Wednesday, September 08, 2021

Short Story Wednesday: Stories from Justice, Larry Watson


This has been sitting on my bookshelf for years and I didn't realize it was a collection of short stories, nor did I realize they were linked and leading up to Montana 1948. I have read two of the seven stories so far. The first entitled "Julian Hayden" tells the story of a very young man who pulls up stakes and moves with his mother to Montana because land is cheap and he is not thriving in Iowa. He leaves his sister behind because he doesn't feel she is up to frontier life. He makes arrangements with a minister that his sister will tutor his daughters but will not do any manual labor. Guess what? The ending is surprising and somewhat violent. The second story, "Enid Garling", tells the story of Julian's marriage. 

I like Watson's writing so much. He is direct and seldom uses an unnecessary word. I don 't know why I am so drawn to stories set in the West but I am. Perhaps this is the style of writing I read most as a kid. 


Todd Mason

George Kelley 


Todd Mason said...

You might like a long-delayed FFB I have coming up. Who do you think of when you think of those you read most often then?

Lean prose that isn't going out of its way to show how tough the writer is (vs. perhaps the characters) is not a way to lose me as a reader, either.

Todd Mason said...

What I suspect is the first third or perhaps quarter of mine is up! How's that for a weary sigh-bait?

Jeff Meyerson said...

I read this a while ago.

Just read Tessa Hadley's collection SUNSTROKE and Other Stories. I am pretty sure you had a Hadley story on a Wednesday but I haven't been able to find it. The two stories that spoke to me seem autobiographical in tone (if not necessary substance; I don't know). Hadley was born in 1956 so would have been 16 in 1972 and 18 in 1974. Her characters in these stories are that exact age.

IN "Buckets of Blood," Hilary is the middle child of seven growing up in a vicarage near Cambridge. On her holidays she takes a six hour bus trip to visit her older sister in college in Bristol. But when she gets there, she discovers Sheila is not at the dorm but rather at her boyfriend's squalid squat, where she is undergoing a painful miscarriage. Hilary is on her own for several days, or with Sheila's friends. Hadley gets everything so precise that you can see and feel the time and place. Very well done.

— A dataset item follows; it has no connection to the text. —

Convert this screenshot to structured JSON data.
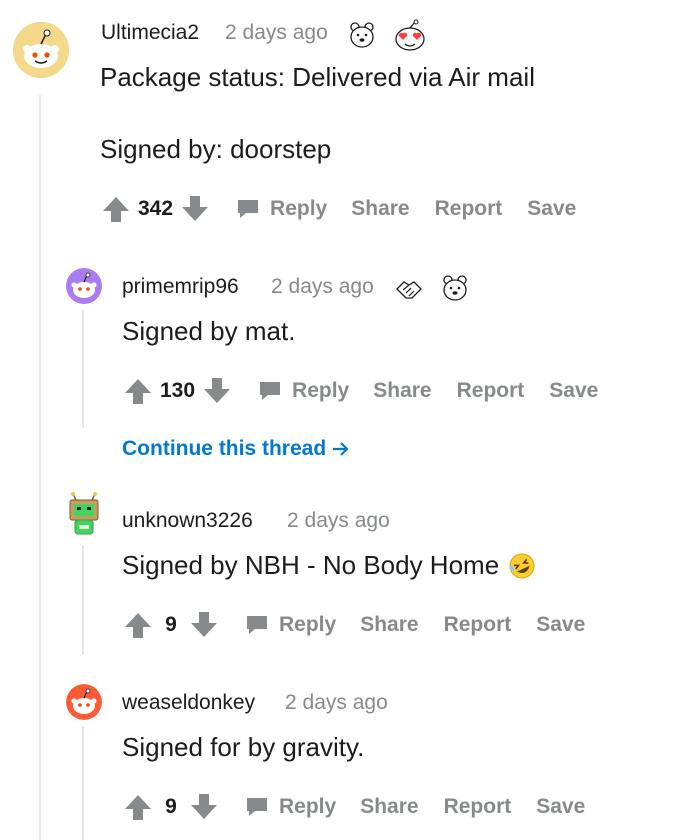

The other unhappy teen was Gina in 1974, visiting a friend of her mother who she had a sort of crush on, in Cornwall I believe, in "A Card Trick." This is not as precise as the former, but she gets the unhappiness of the girl down clearly.

Todd Mason said...

August 4th of this year, Jeff, for Patti's review of Hadley's "Coda" (from THE NEW YORKER, 2 Aug 21).

George said...

I'm going to have to give Larry Watson a try! This book might be a good starting place.

Jeff Meyerson said...

Thanks, Todd. I know I checked August (and July, and June) so don't ask me how I missed it.

Todd Mason said...

The heavy early of the hour, Jeff? I'm certainly still feeling it, as I beat my 78-word sentences into mere 23-worders.

Margot Kinberg said...

I really like Larry Watson's writing, Patti, although I admit I've not read all of his work. There's something about his style that simply draws me in. I feel what's going on in the story without it being overdone, if I can put it that way. Thanks for the recommendation.

TracyK said...

This sounds really good. I guess I am going to have to add it to my list of short story books to buy. I did order a copy of LIFE SENTENCE AND OTHER STORIES by Keith Taylor and received it a few days ago.